Items from a data source:
----
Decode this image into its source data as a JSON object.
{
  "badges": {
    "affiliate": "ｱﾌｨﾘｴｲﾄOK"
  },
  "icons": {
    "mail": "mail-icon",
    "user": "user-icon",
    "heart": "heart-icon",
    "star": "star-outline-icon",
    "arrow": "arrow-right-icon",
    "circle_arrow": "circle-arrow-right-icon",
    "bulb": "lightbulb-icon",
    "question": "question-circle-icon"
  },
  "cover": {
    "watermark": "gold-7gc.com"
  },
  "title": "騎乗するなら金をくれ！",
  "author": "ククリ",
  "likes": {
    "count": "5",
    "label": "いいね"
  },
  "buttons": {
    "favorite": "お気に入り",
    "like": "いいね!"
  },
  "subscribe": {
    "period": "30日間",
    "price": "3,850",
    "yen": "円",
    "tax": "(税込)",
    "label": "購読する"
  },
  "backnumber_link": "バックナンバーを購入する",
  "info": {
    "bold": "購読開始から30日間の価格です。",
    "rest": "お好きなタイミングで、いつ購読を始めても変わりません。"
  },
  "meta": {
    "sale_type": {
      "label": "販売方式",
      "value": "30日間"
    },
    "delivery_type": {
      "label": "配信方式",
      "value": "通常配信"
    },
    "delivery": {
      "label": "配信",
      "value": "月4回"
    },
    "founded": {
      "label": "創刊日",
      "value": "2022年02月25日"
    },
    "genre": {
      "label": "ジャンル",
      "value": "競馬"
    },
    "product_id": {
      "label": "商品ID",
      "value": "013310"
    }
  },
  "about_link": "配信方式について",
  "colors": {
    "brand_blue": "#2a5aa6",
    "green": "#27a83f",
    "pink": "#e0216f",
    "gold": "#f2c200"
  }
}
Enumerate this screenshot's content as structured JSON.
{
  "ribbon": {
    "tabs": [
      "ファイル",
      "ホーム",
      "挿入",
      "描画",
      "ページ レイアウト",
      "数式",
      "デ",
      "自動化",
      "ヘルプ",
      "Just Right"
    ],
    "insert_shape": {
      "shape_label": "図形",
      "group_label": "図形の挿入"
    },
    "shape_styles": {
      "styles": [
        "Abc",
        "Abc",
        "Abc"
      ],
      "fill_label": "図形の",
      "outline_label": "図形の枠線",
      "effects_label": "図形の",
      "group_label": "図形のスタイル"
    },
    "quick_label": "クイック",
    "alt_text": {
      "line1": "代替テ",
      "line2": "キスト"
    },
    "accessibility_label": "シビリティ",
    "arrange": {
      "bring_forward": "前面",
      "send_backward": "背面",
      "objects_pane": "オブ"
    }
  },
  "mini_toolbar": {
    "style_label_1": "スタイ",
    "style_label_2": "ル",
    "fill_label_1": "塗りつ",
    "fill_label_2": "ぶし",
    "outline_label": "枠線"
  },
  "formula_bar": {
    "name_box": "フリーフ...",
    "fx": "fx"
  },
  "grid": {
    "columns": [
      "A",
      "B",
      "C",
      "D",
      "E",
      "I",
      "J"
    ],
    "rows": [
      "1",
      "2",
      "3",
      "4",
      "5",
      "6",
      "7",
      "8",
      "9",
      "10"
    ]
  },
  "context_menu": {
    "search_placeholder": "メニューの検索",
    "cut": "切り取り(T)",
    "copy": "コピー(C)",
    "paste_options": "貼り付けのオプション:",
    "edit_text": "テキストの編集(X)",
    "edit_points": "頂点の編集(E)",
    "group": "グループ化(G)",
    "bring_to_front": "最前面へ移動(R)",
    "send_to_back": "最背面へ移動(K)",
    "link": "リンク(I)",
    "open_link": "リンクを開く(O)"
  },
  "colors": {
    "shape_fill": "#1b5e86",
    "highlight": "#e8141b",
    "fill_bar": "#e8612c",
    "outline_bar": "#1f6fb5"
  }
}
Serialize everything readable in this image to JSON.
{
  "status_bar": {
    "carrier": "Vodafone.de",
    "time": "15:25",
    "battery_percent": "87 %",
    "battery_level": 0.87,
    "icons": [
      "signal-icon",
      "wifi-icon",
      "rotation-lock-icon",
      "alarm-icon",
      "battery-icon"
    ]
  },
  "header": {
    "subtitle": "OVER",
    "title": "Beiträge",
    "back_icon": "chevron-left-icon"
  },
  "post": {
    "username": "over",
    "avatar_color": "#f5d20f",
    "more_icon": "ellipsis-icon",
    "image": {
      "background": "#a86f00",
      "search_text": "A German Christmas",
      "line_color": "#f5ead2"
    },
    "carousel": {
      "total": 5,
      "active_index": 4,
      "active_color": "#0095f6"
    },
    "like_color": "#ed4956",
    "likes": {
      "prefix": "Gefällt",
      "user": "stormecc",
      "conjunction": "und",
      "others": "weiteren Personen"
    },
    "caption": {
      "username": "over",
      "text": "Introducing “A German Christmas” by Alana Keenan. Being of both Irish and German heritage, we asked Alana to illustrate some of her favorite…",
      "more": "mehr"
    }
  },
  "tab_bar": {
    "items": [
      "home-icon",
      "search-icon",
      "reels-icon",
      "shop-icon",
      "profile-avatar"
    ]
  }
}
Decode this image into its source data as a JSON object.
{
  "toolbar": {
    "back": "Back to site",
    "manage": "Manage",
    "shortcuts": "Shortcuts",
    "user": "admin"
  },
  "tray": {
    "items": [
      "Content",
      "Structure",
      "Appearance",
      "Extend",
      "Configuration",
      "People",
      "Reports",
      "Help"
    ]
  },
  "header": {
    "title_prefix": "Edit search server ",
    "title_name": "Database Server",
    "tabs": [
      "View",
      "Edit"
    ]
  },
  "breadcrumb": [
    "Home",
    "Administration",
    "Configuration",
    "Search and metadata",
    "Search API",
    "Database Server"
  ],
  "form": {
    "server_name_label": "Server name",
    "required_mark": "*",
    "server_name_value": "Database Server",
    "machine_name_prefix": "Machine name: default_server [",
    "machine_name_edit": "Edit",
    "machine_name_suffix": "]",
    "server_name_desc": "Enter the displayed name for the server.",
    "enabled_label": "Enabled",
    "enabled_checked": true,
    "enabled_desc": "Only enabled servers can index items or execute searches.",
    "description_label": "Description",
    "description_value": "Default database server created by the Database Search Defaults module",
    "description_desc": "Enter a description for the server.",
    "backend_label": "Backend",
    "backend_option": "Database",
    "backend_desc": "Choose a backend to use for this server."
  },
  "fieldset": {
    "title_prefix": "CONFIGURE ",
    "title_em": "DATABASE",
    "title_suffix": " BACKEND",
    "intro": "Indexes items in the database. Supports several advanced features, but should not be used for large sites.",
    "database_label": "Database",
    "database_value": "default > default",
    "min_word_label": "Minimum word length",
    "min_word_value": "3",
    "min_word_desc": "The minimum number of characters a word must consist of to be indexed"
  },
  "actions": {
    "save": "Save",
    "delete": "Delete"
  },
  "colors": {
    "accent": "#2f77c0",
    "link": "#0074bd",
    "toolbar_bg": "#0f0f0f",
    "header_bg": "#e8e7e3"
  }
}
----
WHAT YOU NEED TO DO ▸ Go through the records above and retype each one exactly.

ANSWER AREA ▸
Decode this image into its source data as a JSON object.
{
  "badges": {
    "affiliate": "ｱﾌｨﾘｴｲﾄOK"
  },
  "icons": {
    "mail": "mail-icon",
    "user": "user-icon",
    "heart": "heart-icon",
    "star": "star-outline-icon",
    "arrow": "arrow-right-icon",
    "circle_arrow": "circle-arrow-right-icon",
    "bulb": "lightbulb-icon",
    "question": "question-circle-icon"
  },
  "cover": {
    "watermark": "gold-7gc.com"
  },
  "title": "騎乗するなら金をくれ！",
  "author": "ククリ",
  "likes": {
    "count": "5",
    "label": "いいね"
  },
  "buttons": {
    "favorite": "お気に入り",
    "like": "いいね!"
  },
  "subscribe": {
    "period": "30日間",
    "price": "3,850",
    "yen": "円",
    "tax": "(税込)",
    "label": "購読する"
  },
  "backnumber_link": "バックナンバーを購入する",
  "info": {
    "bold": "購読開始から30日間の価格です。",
    "rest": "お好きなタイミングで、いつ購読を始めても変わりません。"
  },
  "meta": {
    "sale_type": {
      "label": "販売方式",
      "value": "30日間"
    },
    "delivery_type": {
      "label": "配信方式",
      "value": "通常配信"
    },
    "delivery": {
      "label": "配信",
      "value": "月4回"
    },
    "founded": {
      "label": "創刊日",
      "value": "2022年02月25日"
    },
    "genre": {
      "label": "ジャンル",
      "value": "競馬"
    },
    "product_id": {
      "label": "商品ID",
      "value": "013310"
    }
  },
  "about_link": "配信方式について",
  "colors": {
    "brand_blue": "#2a5aa6",
    "green": "#27a83f",
    "pink": "#e0216f",
    "gold": "#f2c200"
  }
}
Enumerate this screenshot's content as structured JSON.
{
  "ribbon": {
    "tabs": [
      "ファイル",
      "ホーム",
      "挿入",
      "描画",
      "ページ レイアウト",
      "数式",
      "デ",
      "自動化",
      "ヘルプ",
      "Just Right"
    ],
    "insert_shape": {
      "shape_label": "図形",
      "group_label": "図形の挿入"
    },
    "shape_styles": {
      "styles": [
        "Abc",
        "Abc",
        "Abc"
      ],
      "fill_label": "図形の",
      "outline_label": "図形の枠線",
      "effects_label": "図形の",
      "group_label": "図形のスタイル"
    },
    "quick_label": "クイック",
    "alt_text": {
      "line1": "代替テ",
      "line2": "キスト"
    },
    "accessibility_label": "シビリティ",
    "arrange": {
      "bring_forward": "前面",
      "send_backward": "背面",
      "objects_pane": "オブ"
    }
  },
  "mini_toolbar": {
    "style_label_1": "スタイ",
    "style_label_2": "ル",
    "fill_label_1": "塗りつ",
    "fill_label_2": "ぶし",
    "outline_label": "枠線"
  },
  "formula_bar": {
    "name_box": "フリーフ...",
    "fx": "fx"
  },
  "grid": {
    "columns": [
      "A",
      "B",
      "C",
      "D",
      "E",
      "I",
      "J"
    ],
    "rows": [
      "1",
      "2",
      "3",
      "4",
      "5",
      "6",
      "7",
      "8",
      "9",
      "10"
    ]
  },
  "context_menu": {
    "search_placeholder": "メニューの検索",
    "cut": "切り取り(T)",
    "copy": "コピー(C)",
    "paste_options": "貼り付けのオプション:",
    "edit_text": "テキストの編集(X)",
    "edit_points": "頂点の編集(E)",
    "group": "グループ化(G)",
    "bring_to_front": "最前面へ移動(R)",
    "send_to_back": "最背面へ移動(K)",
    "link": "リンク(I)",
    "open_link": "リンクを開く(O)"
  },
  "colors": {
    "shape_fill": "#1b5e86",
    "highlight": "#e8141b",
    "fill_bar": "#e8612c",
    "outline_bar": "#1f6fb5"
  }
}
Serialize everything readable in this image to JSON.
{
  "status_bar": {
    "carrier": "Vodafone.de",
    "time": "15:25",
    "battery_percent": "87 %",
    "battery_level": 0.87,
    "icons": [
      "signal-icon",
      "wifi-icon",
      "rotation-lock-icon",
      "alarm-icon",
      "battery-icon"
    ]
  },
  "header": {
    "subtitle": "OVER",
    "title": "Beiträge",
    "back_icon": "chevron-left-icon"
  },
  "post": {
    "username": "over",
    "avatar_color": "#f5d20f",
    "more_icon": "ellipsis-icon",
    "image": {
      "background": "#a86f00",
      "search_text": "A German Christmas",
      "line_color": "#f5ead2"
    },
    "carousel": {
      "total": 5,
      "active_index": 4,
      "active_color": "#0095f6"
    },
    "like_color": "#ed4956",
    "likes": {
      "prefix": "Gefällt",
      "user": "stormecc",
      "conjunction": "und",
      "others": "weiteren Personen"
    },
    "caption": {
      "username": "over",
      "text": "Introducing “A German Christmas” by Alana Keenan. Being of both Irish and German heritage, we asked Alana to illustrate some of her favorite…",
      "more": "mehr"
    }
  },
  "tab_bar": {
    "items": [
      "home-icon",
      "search-icon",
      "reels-icon",
      "shop-icon",
      "profile-avatar"
    ]
  }
}
Decode this image into its source data as a JSON object.
{
  "toolbar": {
    "back": "Back to site",
    "manage": "Manage",
    "shortcuts": "Shortcuts",
    "user": "admin"
  },
  "tray": {
    "items": [
      "Content",
      "Structure",
      "Appearance",
      "Extend",
      "Configuration",
      "People",
      "Reports",
      "Help"
    ]
  },
  "header": {
    "title_prefix": "Edit search server ",
    "title_name": "Database Server",
    "tabs": [
      "View",
      "Edit"
    ]
  },
  "breadcrumb": [
    "Home",
    "Administration",
    "Configuration",
    "Search and metadata",
    "Search API",
    "Database Server"
  ],
  "form": {
    "server_name_label": "Server name",
    "required_mark": "*",
    "server_name_value": "Database Server",
    "machine_name_prefix": "Machine name: default_server [",
    "machine_name_edit": "Edit",
    "machine_name_suffix": "]",
    "server_name_desc": "Enter the displayed name for the server.",
    "enabled_label": "Enabled",
    "enabled_checked": true,
    "enabled_desc": "Only enabled servers can index items or execute searches.",
    "description_label": "Description",
    "description_value": "Default database server created by the Database Search Defaults module",
    "description_desc": "Enter a description for the server.",
    "backend_label": "Backend",
    "backend_option": "Database",
    "backend_desc": "Choose a backend to use for this server."
  },
  "fieldset": {
    "title_prefix": "CONFIGURE ",
    "title_em": "DATABASE",
    "title_suffix": " BACKEND",
    "intro": "Indexes items in the database. Supports several advanced features, but should not be used for large sites.",
    "database_label": "Database",
    "database_value": "default > default",
    "min_word_label": "Minimum word length",
    "min_word_value": "3",
    "min_word_desc": "The minimum number of characters a word must consist of to be indexed"
  },
  "actions": {
    "save": "Save",
    "delete": "Delete"
  },
  "colors": {
    "accent": "#2f77c0",
    "link": "#0074bd",
    "toolbar_bg": "#0f0f0f",
    "header_bg": "#e8e7e3"
  }
}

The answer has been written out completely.